The bloodiness of our religion is off putting to some. At a recent controversial conference, "Re-Imagining...God, Community, the Church," Delores Williams, a professor at Union Theological Seminary in New York, told the group, "I don’t think we need a theory of atonement at all. I don’t think we need folks hanging on crosses and blood dripping and weird stuff."
I believe a response to Dr. Williams’ comment by Betty Evans Streett in a recent issue of The Christian Century was right on:
I can’t imagine how Delores Williams, a speaker at the Re-Imagining conference, doesn’t see the need for a bleeding God. My husband and I live on a river bank and last week we watched ten baby mallard ducks follow their mom to the water and swim away. The next day a small child with a stick hit one of the babies on the head and apparently caused internal bleeding. Daily we see scenes of bloody bodies in Bosnia and Rwanda. Every day, kids shoot people for kicks. Almost every day, I lacerate someone’s character with my tongue. Blood is everywhere.
Atonement goes both ways. I would not need, wouldn’t even find interesting, a God who didn’t share my human nature by suffering, bleeding and dying. And who couldn’t, or didn’t demonstrate love’s absolute ascendance over the evil of this world through the power of the resurrection.

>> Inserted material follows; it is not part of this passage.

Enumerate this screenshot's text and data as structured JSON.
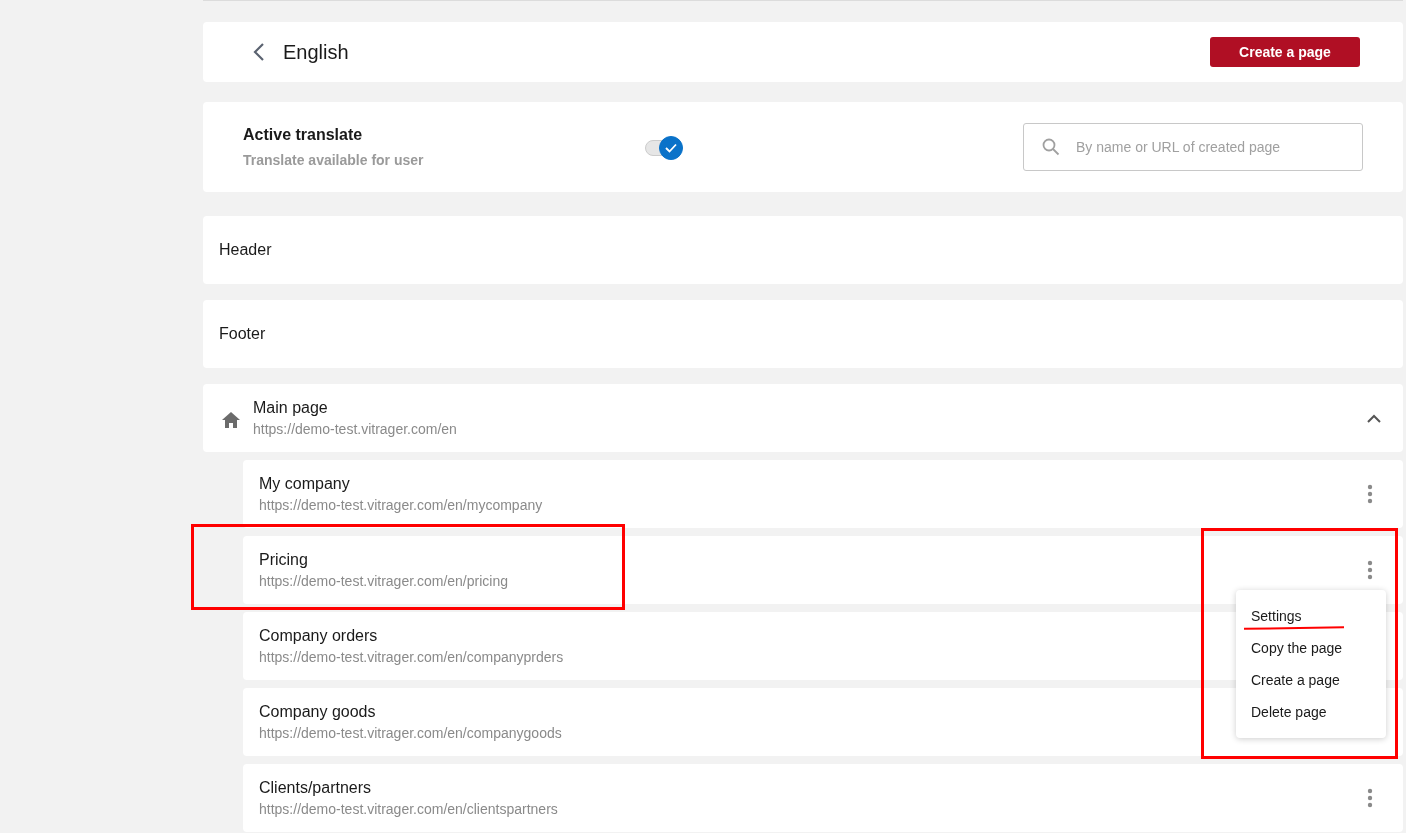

As a T. S. Eliot character said, "I’ve gotta use words when I talk to you." God has to use blood.